visual summary of an absurd three-phase business model developed by gnome characters in a South Park cartoon“It is not enough to be industrious; so are the ants. What are you industrious about?”
Henry David Thoreau

In a classic episode of the animated comedy South Park, the main characters track down a clan of gnomes who have been stealing the townspeople’s underpants.

The gnomes explain that their actions are part of an absurd 3-phase plan – shown here – that’s guaranteed to bring in handsome profits.

Unfortunately, I’ve found that aspiring musicians often pursue comparable half-baked scenarios.

Musicians as Underpants Gnomes

The musicians’ version of the gnomes’ business model goes like this:

1. Practice until good enough
2. ?
3. Be successful

Like the gnomes, young musicians who live by this model conclude that acquiring an ample amount of something automatically brings success.

So they’ll practice intensely for years, believing that, despite long odds and scant knowledge of the music industry, they’ll get “discovered” or win lucrative auditions.

(In case you’re wondering whether gnome-like musicians might be in the minority, see this study by Hoverman, et al: 61% of surveyed university-level music students who had access to entrepreneurship resources and knew that they were available didn’t access them.)

Musicians as Informed Professionals

As an alternative to the abovementioned ill-conceived model, I propose the following oversimplified but empirical outline for cultivating music career success:

1. Practice and study deeply, build creative skills, learn about yourself and the music industry, develop a meaningful and realistic artistic vision.
2. Incrementally implement your vision in real-world situations under the guidance of mentors, multiplying your expertise and earning power.
3. Live a fulfilling creative life.

Musicians who take on this sort of approach grow their artistic prowess in tandem with their ability to thrive in today’s multifaceted music profession.The Musician's Way book cover

Their creativity burgeons, their work permeates with meaning, and they generate ongoing demand for their work regardless of whether they function as performers, educators, composers, conductors, contractors, arrangers, recording engineers, artistic directors, or whatever.

Gnome-free Music Education

What’s stopping young musicians from adopting this sort of expansive model?

For many, they are. The requisite resources are available; they have to adjust their attitudes and then access them.

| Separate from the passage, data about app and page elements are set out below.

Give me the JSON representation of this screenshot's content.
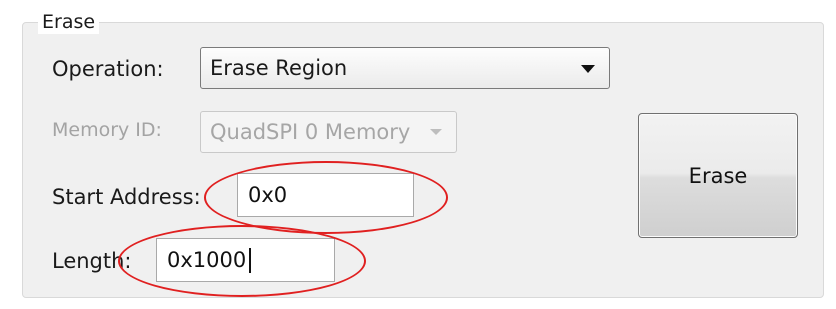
{
  "group": {
    "title": "Erase"
  },
  "operation": {
    "label": "Operation:",
    "value": "Erase Region",
    "arrow_icon": "dropdown-arrow-icon"
  },
  "memory_id": {
    "label": "Memory ID:",
    "value": "QuadSPI 0 Memory",
    "enabled": false,
    "arrow_icon": "dropdown-arrow-icon"
  },
  "start_address": {
    "label": "Start Address:",
    "value": "0x0"
  },
  "length": {
    "label": "Length:",
    "value": "0x1000"
  },
  "erase_button": {
    "label": "Erase"
  },
  "annotation": {
    "highlight_color": "#e02020",
    "highlighted_fields": [
      "start_address",
      "length"
    ]
  },
  "colors": {
    "panel_background": "#f0f0f0",
    "disabled_text": "#a3a3a3"
  }
}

Others may find themselves enrolled in schools that cling to 19th-century curricula.

I hope that such students will speak up and help bring about constructive change in their institutions.

Gerald Klickstein provides consulting, coaching, and workshops for music schools and individual musicians. For more information, please write via the Contact Page.

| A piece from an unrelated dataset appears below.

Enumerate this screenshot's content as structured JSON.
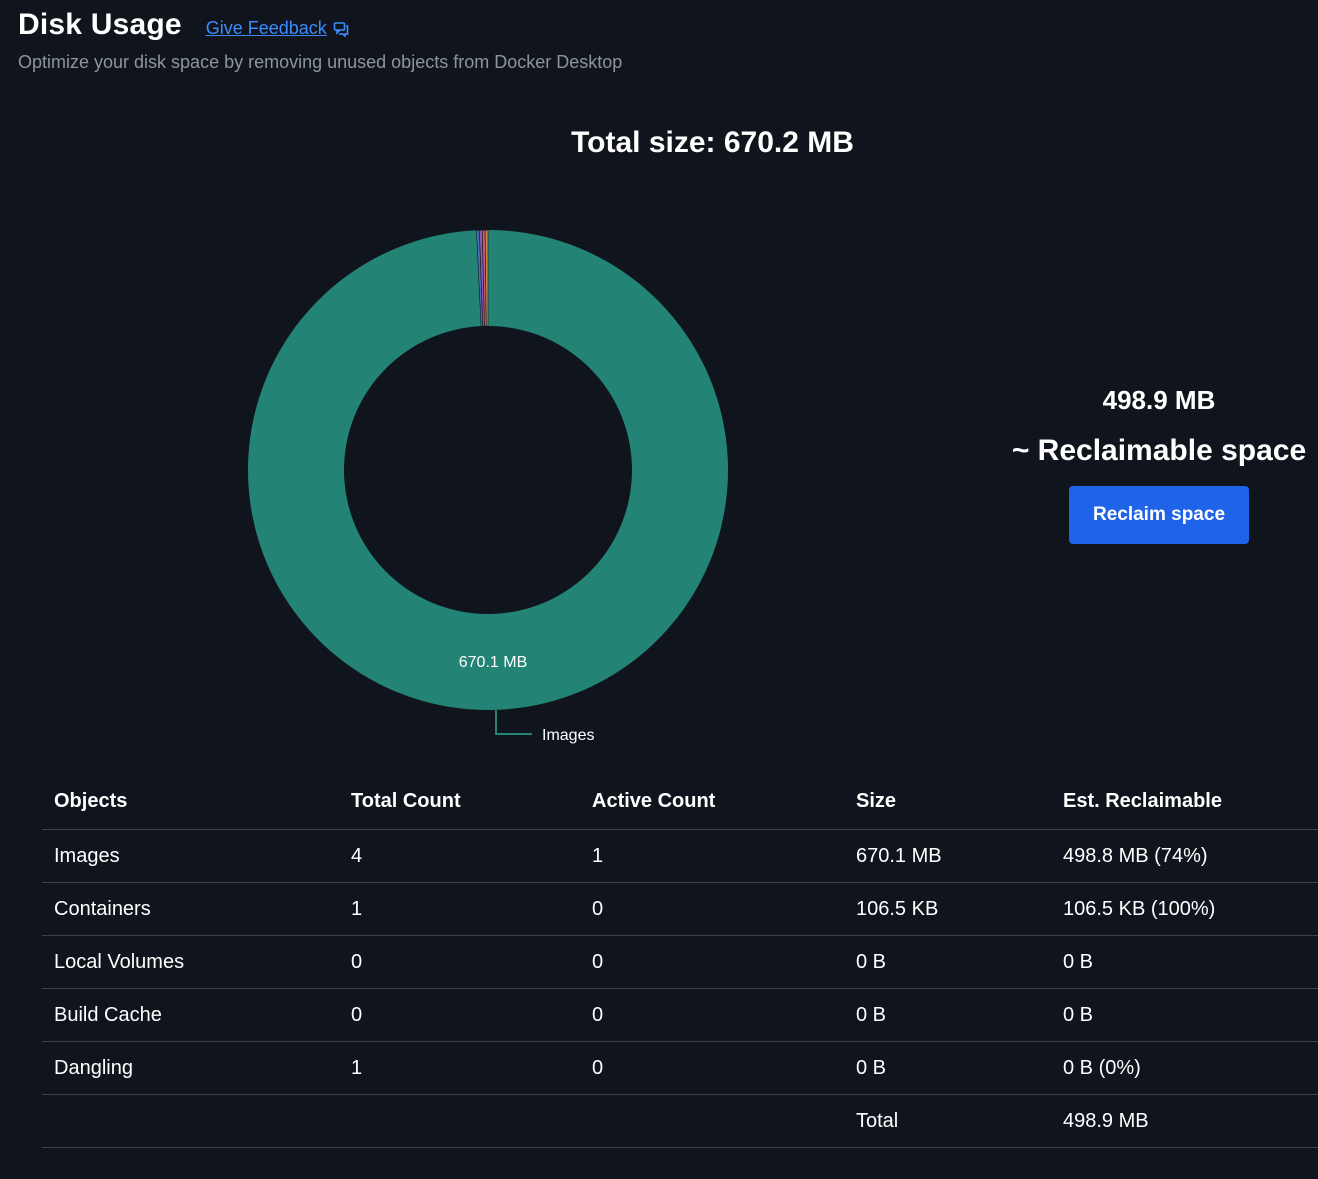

Related posts
Are Conservatories Keeping Pace?
Artistic Vision 
Competitive Advantages
Entrepreneurship: Not a Slice of the Pie
Preparing for Portfolio Careers

To learn how arts organizations are replacing gnome-like business models, see “Creative Placemaking Has an Outcomes Problem” by Ian David Moss (May 2012), which inspired this post.

© 2012 Gerald Klickstein
Image via Wikipedia